■ Activity:
Pull every line that holds the word "label" from the entries.

——

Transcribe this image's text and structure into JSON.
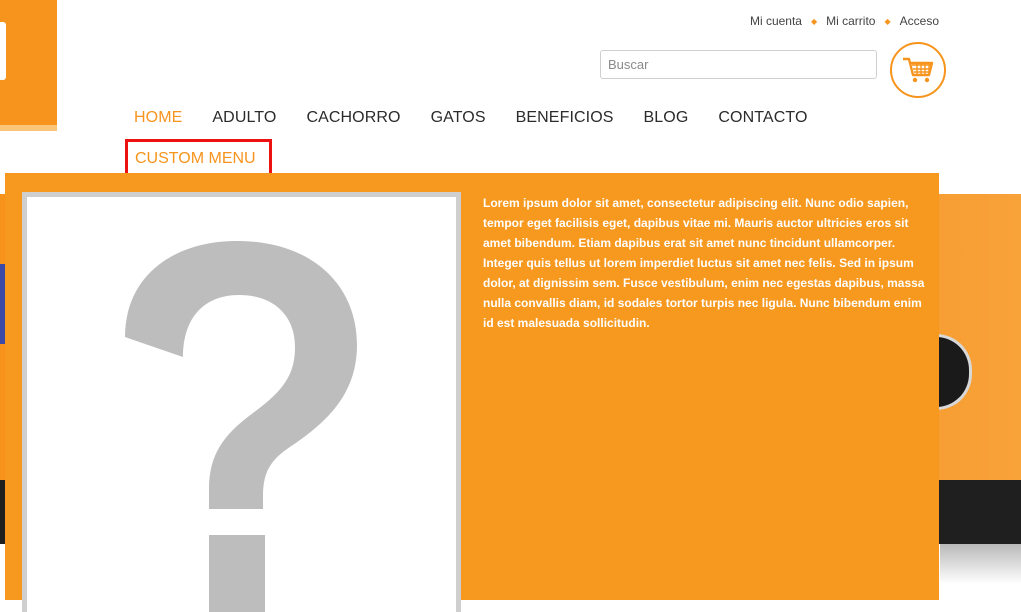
{
  "header": {
    "links": [
      {
        "label": "Mi cuenta"
      },
      {
        "label": "Mi carrito"
      },
      {
        "label": "Acceso"
      }
    ],
    "separator": "◆",
    "search": {
      "placeholder": "Buscar",
      "value": ""
    },
    "cart_icon": "shopping-cart-icon"
  },
  "nav": {
    "items": [
      {
        "label": "HOME",
        "active": true
      },
      {
        "label": "ADULTO"
      },
      {
        "label": "CACHORRO"
      },
      {
        "label": "GATOS"
      },
      {
        "label": "BENEFICIOS"
      },
      {
        "label": "BLOG"
      },
      {
        "label": "CONTACTO"
      }
    ],
    "custom_menu": "CUSTOM MENU"
  },
  "dropdown": {
    "image_icon": "question-mark-placeholder-icon",
    "text": "Lorem ipsum dolor sit amet, consectetur adipiscing elit. Nunc odio sapien, tempor eget facilisis eget, dapibus vitae mi. Mauris auctor ultricies eros sit amet bibendum. Etiam dapibus erat sit amet nunc tincidunt ullamcorper. Integer quis tellus ut lorem imperdiet luctus sit amet nec felis. Sed in ipsum dolor, at dignissim sem. Fusce vestibulum, enim nec egestas dapibus, massa nulla convallis diam, id sodales tortor turpis nec ligula. Nunc bibendum enim id est malesuada sollicitudin."
  },
  "colors": {
    "accent": "#f7941d",
    "highlight_border": "#ee1111",
    "panel": "#f7991f"
  }
}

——

■ Solution:
        "label": "Mi cuenta"
        "label": "Mi carrito"
        "label": "Acceso"
        "label": "HOME",
        "label": "ADULTO"
        "label": "CACHORRO"
        "label": "GATOS"
        "label": "BENEFICIOS"
        "label": "BLOG"
        "label": "CONTACTO"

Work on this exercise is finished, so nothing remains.